In recent years the FHL has been particularly active and restructured itself. Today the association works as a platform for interdisciplinary exchange and close cooperation within the framework of medical, nursing and administrative issues to achieve operational and strategic goals. The association has also participated in legal consultations, developing the modifications set out by the law of December 17 2010 on the reform of healthcare and the establishment of the grand-ducal regulations to clarify the procedures for implementing the 2010 law.
The FHL also contributed, under the auspices of the National Health Fund, to the establishment of a uniform analytical accounting plan for the sector for greater transparency in spending, in force since January 2013.
The association collaborates closely with stakeholders to reach agreements within the hospital sector.
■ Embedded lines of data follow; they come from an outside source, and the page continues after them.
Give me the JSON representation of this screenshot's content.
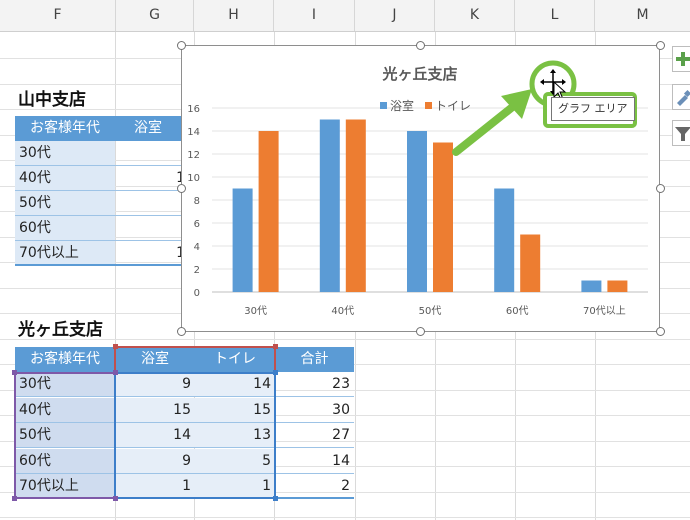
{
  "columns": [
    "F",
    "G",
    "H",
    "I",
    "J",
    "K",
    "L",
    "M"
  ],
  "yamanaka": {
    "title": "山中支店",
    "headers": [
      "お客様年代",
      "浴室"
    ],
    "rows": [
      {
        "label": "30代",
        "value": ""
      },
      {
        "label": "40代",
        "value": "1"
      },
      {
        "label": "50代",
        "value": ""
      },
      {
        "label": "60代",
        "value": ""
      },
      {
        "label": "70代以上",
        "value": "1"
      }
    ]
  },
  "hikarigaoka": {
    "title": "光ヶ丘支店",
    "headers": [
      "お客様年代",
      "浴室",
      "トイレ",
      "合計"
    ],
    "rows": [
      {
        "label": "30代",
        "bath": "9",
        "toilet": "14",
        "total": "23"
      },
      {
        "label": "40代",
        "bath": "15",
        "toilet": "15",
        "total": "30"
      },
      {
        "label": "50代",
        "bath": "14",
        "toilet": "13",
        "total": "27"
      },
      {
        "label": "60代",
        "bath": "9",
        "toilet": "5",
        "total": "14"
      },
      {
        "label": "70代以上",
        "bath": "1",
        "toilet": "1",
        "total": "2"
      }
    ]
  },
  "chart_data": {
    "type": "bar",
    "title": "光ヶ丘支店",
    "categories": [
      "30代",
      "40代",
      "50代",
      "60代",
      "70代以上"
    ],
    "series": [
      {
        "name": "浴室",
        "values": [
          9,
          15,
          14,
          9,
          1
        ],
        "color": "#5b9bd5"
      },
      {
        "name": "トイレ",
        "values": [
          14,
          15,
          13,
          5,
          1
        ],
        "color": "#ed7d31"
      }
    ],
    "ylim": [
      0,
      16
    ],
    "yticks": [
      0,
      2,
      4,
      6,
      8,
      10,
      12,
      14,
      16
    ],
    "grid": true,
    "legend": "top"
  },
  "tooltip": "グラフ エリア",
  "colors": {
    "highlight": "#7ac143",
    "header": "#5b9bd5"
  },
  "side_icons": [
    "plus-icon",
    "brush-icon",
    "filter-icon"
  ]
}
Since its creation, the FHL has negotiated with the trade unions on collective labour agreements. Framework agreements have been reached with the doctors’ association (AMMD) concerning the content of contracts between doctors and hospitals. The FHL has also taken the lead in drafting a standard contract for doctor coordinators (Draft standard contract FHLAMMD). Its implementation raises high expectations for the increased responsibility of doctors for internal management.
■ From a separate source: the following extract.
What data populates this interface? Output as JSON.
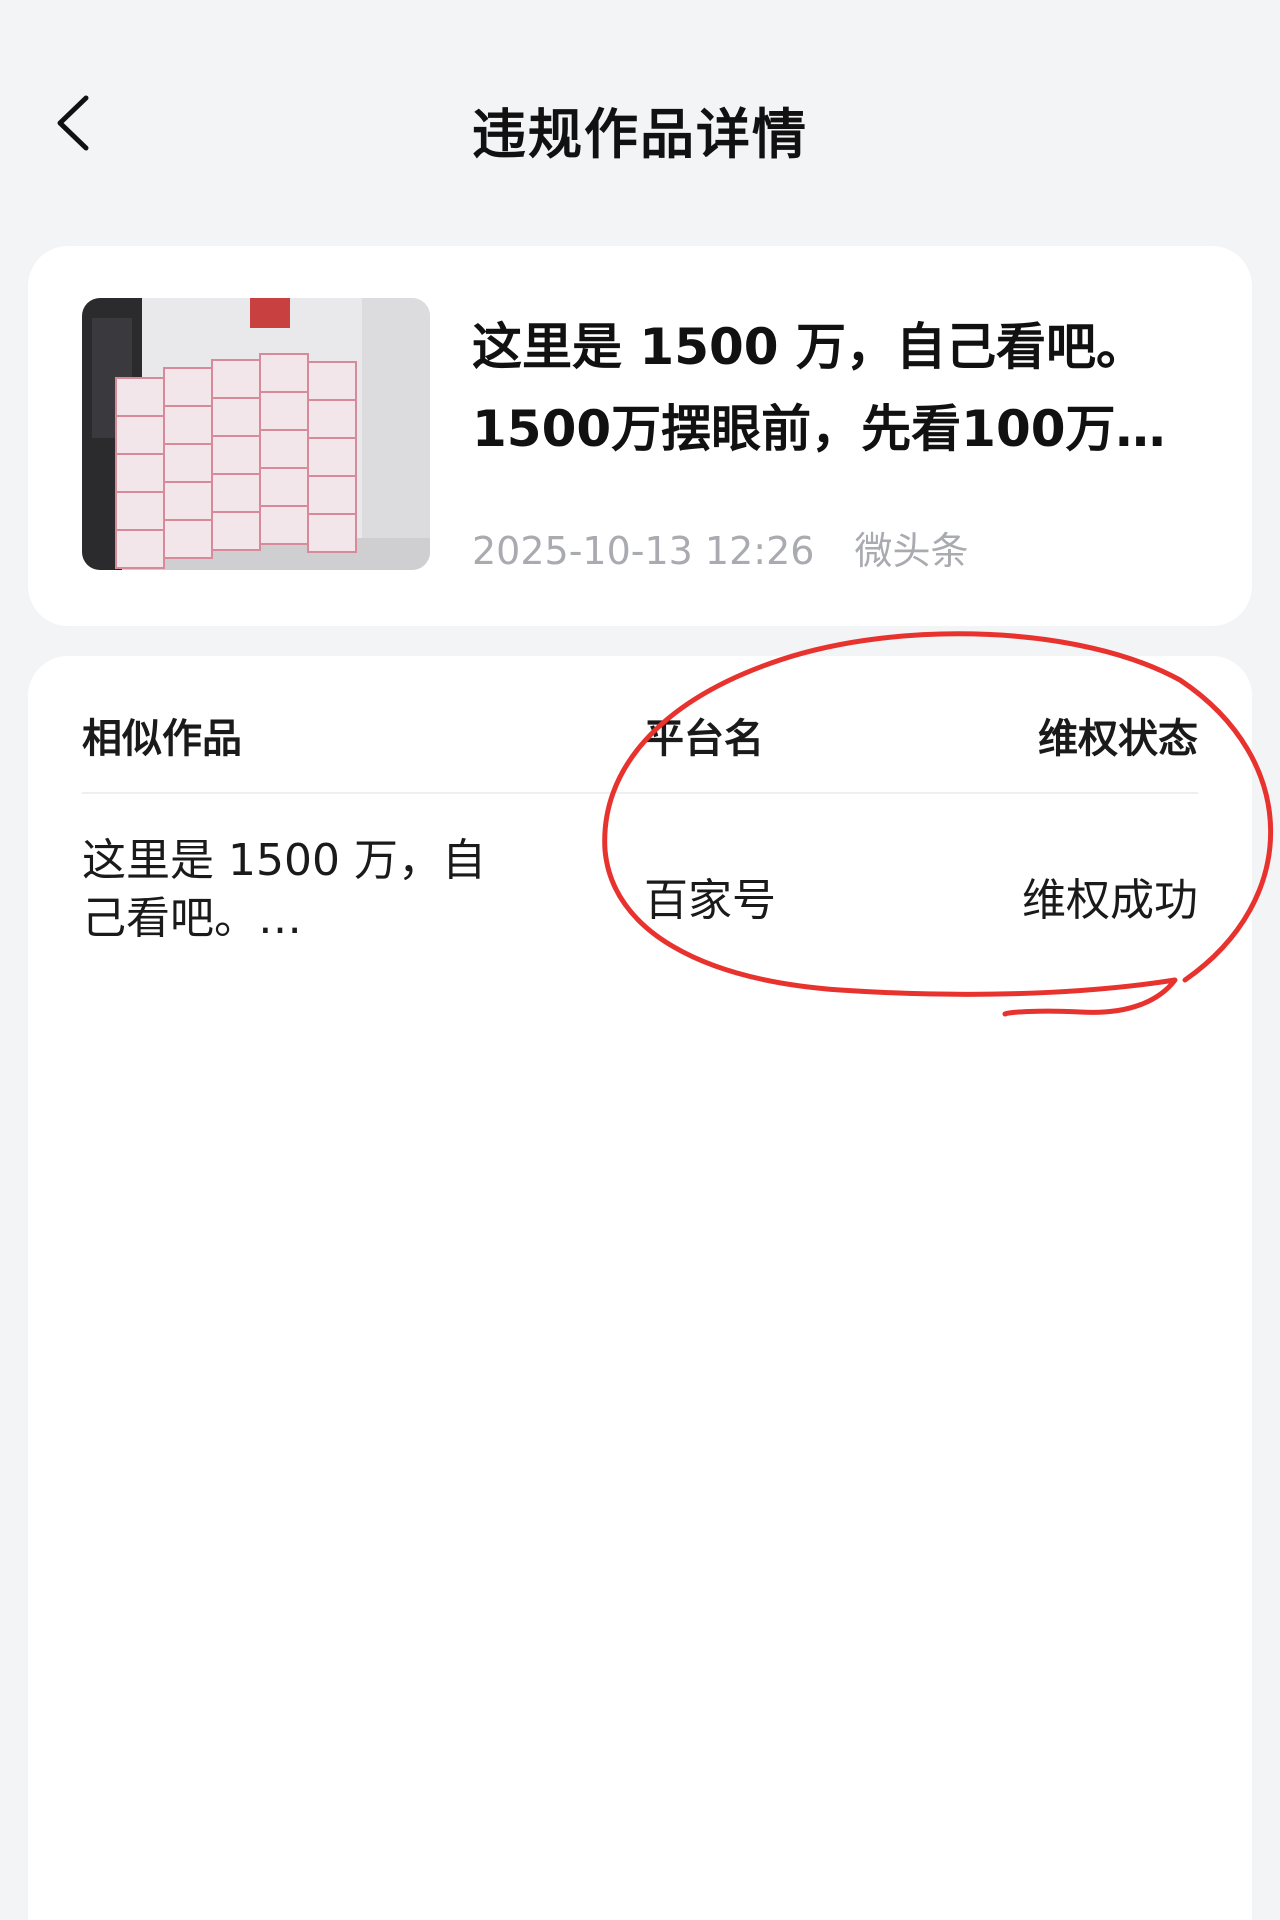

FHL is an actor and motor in the realisation of national and international projects. For example the FHL created the economic interest group LUXITH G.I.E on the 20th December 2012 with the support of hospitals in Luxembourg. The group focuses on the implementation and operation of common services, software and IT infrastructures. The group will work closely with the e-health agency to implement national projects such as the EAI Mammography service.
FHL is involved with areas to promote innovation and technological progress in the interest of hospital staff and patients. FHL participates in the European project HAPPI (Healthy Ageing – Public Procurement of Innovations). The project aims to link together European organisations involved in public sector health procurement in order to identify innovative and sustainable products and solutions to help people age well and support the hospital staff in charge of them.
The FHL positions itself as a unifying catalyst in the hospital sector. Many strategic plans for the health sector in Luxembourg are under consideration. Among the most emblematic include the creation of competence centres, the coordinated development of a codification of acts based on hospital diagnoses (ICD10) and medical procedures (ACPC), the creation of a single analysis laboratory for hospitals and the implementation of a plan for logistics services.